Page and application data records
════
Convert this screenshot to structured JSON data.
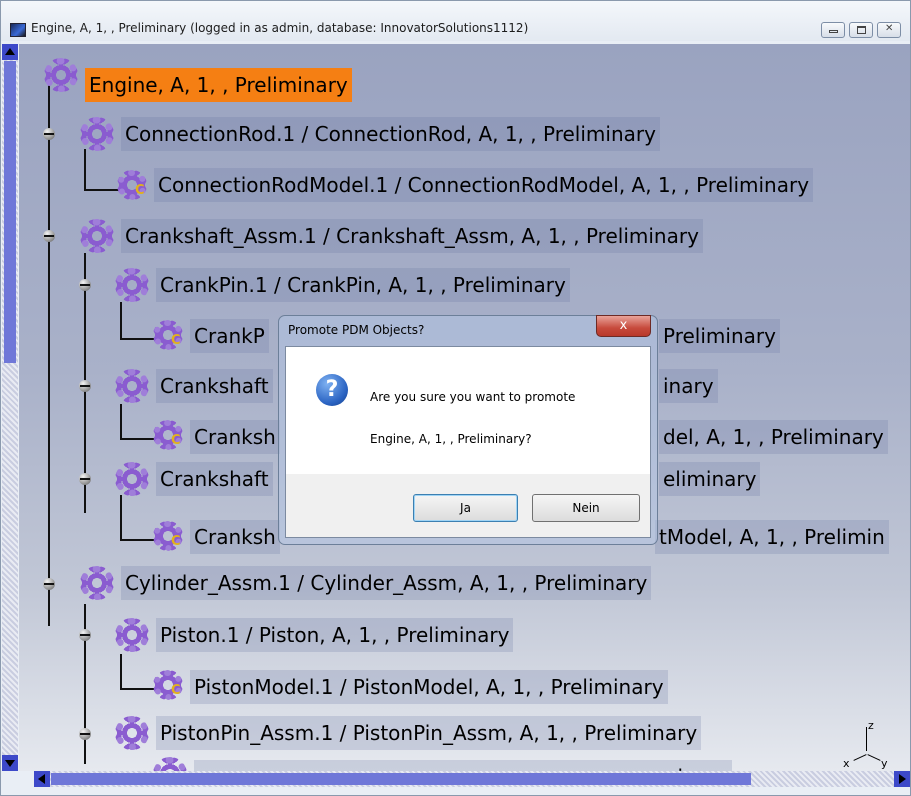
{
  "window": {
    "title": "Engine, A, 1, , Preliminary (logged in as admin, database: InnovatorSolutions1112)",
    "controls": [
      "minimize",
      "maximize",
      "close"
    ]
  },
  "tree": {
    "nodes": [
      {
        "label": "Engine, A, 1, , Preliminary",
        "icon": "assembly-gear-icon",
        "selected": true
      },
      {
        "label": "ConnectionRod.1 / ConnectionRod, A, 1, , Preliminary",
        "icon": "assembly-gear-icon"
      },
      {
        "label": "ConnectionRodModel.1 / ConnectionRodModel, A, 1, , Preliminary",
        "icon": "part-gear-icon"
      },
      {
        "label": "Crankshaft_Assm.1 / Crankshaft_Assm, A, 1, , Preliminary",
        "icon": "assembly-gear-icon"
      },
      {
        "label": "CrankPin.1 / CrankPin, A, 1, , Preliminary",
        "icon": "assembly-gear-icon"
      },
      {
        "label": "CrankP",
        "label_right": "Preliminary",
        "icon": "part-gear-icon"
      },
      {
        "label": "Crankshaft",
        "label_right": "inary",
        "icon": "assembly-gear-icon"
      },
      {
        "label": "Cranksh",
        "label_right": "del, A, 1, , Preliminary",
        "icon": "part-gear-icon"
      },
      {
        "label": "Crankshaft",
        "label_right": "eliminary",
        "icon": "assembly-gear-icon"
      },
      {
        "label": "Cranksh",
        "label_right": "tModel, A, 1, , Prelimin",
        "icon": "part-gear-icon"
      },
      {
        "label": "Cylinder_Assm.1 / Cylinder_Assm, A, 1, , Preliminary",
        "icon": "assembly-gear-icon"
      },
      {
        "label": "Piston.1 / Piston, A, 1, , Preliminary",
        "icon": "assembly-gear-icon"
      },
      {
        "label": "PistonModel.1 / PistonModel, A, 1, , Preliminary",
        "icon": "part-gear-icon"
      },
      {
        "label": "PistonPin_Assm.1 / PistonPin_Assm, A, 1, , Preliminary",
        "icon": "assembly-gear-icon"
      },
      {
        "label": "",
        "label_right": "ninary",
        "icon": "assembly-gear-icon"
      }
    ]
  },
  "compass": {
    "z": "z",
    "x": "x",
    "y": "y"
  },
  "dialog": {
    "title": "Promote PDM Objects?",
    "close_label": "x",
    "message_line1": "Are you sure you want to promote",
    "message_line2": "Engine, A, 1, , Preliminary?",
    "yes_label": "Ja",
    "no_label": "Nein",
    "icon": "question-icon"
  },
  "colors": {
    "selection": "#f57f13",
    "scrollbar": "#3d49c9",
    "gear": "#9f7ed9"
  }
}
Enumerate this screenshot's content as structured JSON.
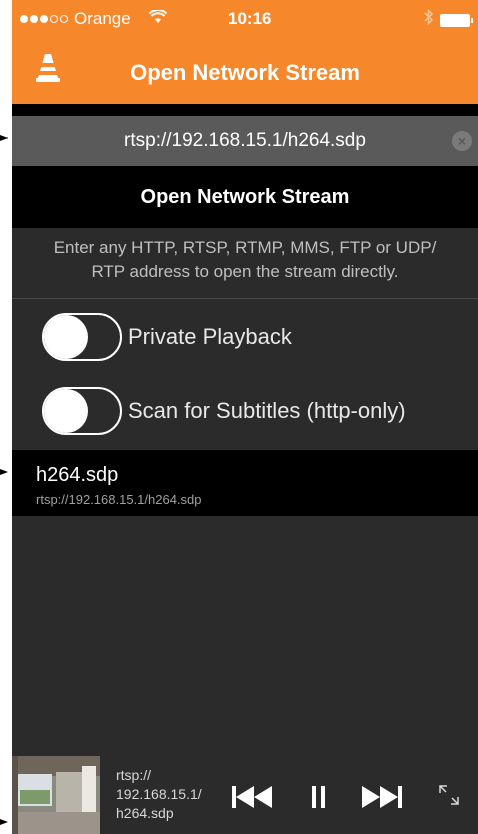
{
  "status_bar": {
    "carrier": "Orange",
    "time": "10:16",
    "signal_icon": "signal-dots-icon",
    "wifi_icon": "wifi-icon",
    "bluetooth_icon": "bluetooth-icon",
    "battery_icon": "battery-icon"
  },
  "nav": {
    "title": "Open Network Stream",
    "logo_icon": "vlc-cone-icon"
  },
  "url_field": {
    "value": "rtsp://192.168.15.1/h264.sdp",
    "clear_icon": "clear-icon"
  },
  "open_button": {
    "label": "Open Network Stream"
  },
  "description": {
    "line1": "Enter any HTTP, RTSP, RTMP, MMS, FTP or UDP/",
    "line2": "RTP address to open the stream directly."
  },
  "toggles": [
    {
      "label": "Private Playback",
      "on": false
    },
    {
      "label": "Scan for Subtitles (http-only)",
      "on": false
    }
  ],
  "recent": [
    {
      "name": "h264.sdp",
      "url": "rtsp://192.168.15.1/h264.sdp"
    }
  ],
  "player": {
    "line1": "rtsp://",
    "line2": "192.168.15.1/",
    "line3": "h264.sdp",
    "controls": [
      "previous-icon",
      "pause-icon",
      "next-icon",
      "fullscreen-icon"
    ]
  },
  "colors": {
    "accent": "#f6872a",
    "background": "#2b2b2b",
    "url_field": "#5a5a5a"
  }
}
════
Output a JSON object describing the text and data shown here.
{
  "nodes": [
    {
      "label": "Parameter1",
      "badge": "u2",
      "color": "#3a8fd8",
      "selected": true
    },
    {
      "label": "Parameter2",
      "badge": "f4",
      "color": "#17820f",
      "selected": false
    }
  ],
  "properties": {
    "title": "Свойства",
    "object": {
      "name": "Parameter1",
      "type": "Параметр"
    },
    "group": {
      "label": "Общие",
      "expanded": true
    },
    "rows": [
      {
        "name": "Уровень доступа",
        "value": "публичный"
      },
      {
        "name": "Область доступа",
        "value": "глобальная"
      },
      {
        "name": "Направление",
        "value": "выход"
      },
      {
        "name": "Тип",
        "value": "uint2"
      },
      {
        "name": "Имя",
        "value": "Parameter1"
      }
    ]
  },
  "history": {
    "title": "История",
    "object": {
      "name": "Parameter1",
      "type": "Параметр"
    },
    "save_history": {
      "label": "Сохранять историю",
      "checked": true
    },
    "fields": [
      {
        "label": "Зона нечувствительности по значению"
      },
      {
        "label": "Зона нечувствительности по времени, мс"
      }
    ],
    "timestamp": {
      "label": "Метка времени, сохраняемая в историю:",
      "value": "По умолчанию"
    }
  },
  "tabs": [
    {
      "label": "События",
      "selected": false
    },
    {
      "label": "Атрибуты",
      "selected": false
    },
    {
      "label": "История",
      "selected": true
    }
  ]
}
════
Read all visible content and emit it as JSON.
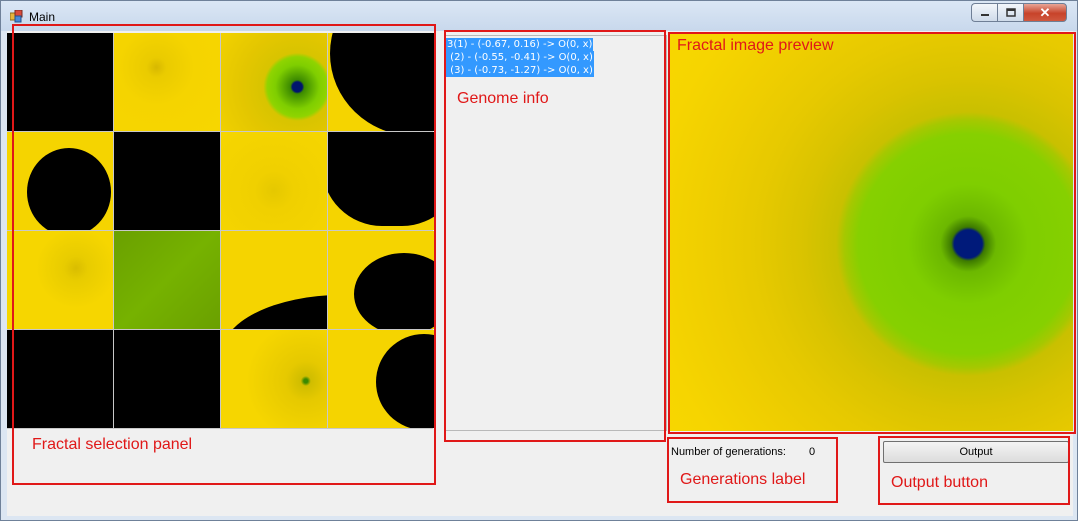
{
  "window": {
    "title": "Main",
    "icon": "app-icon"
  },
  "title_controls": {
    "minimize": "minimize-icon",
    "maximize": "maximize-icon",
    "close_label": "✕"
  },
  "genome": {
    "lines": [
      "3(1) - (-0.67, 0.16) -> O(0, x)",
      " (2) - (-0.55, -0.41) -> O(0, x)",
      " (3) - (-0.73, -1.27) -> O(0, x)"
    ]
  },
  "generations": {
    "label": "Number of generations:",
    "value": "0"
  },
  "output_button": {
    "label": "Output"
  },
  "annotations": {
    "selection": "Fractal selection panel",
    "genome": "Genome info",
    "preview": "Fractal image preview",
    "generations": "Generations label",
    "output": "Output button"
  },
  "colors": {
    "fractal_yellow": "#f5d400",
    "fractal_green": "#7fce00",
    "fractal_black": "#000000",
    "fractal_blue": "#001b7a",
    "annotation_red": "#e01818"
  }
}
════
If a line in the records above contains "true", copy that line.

        "selected": true
      "selected": true
      "expanded": true
      "checked": true
      "selected": true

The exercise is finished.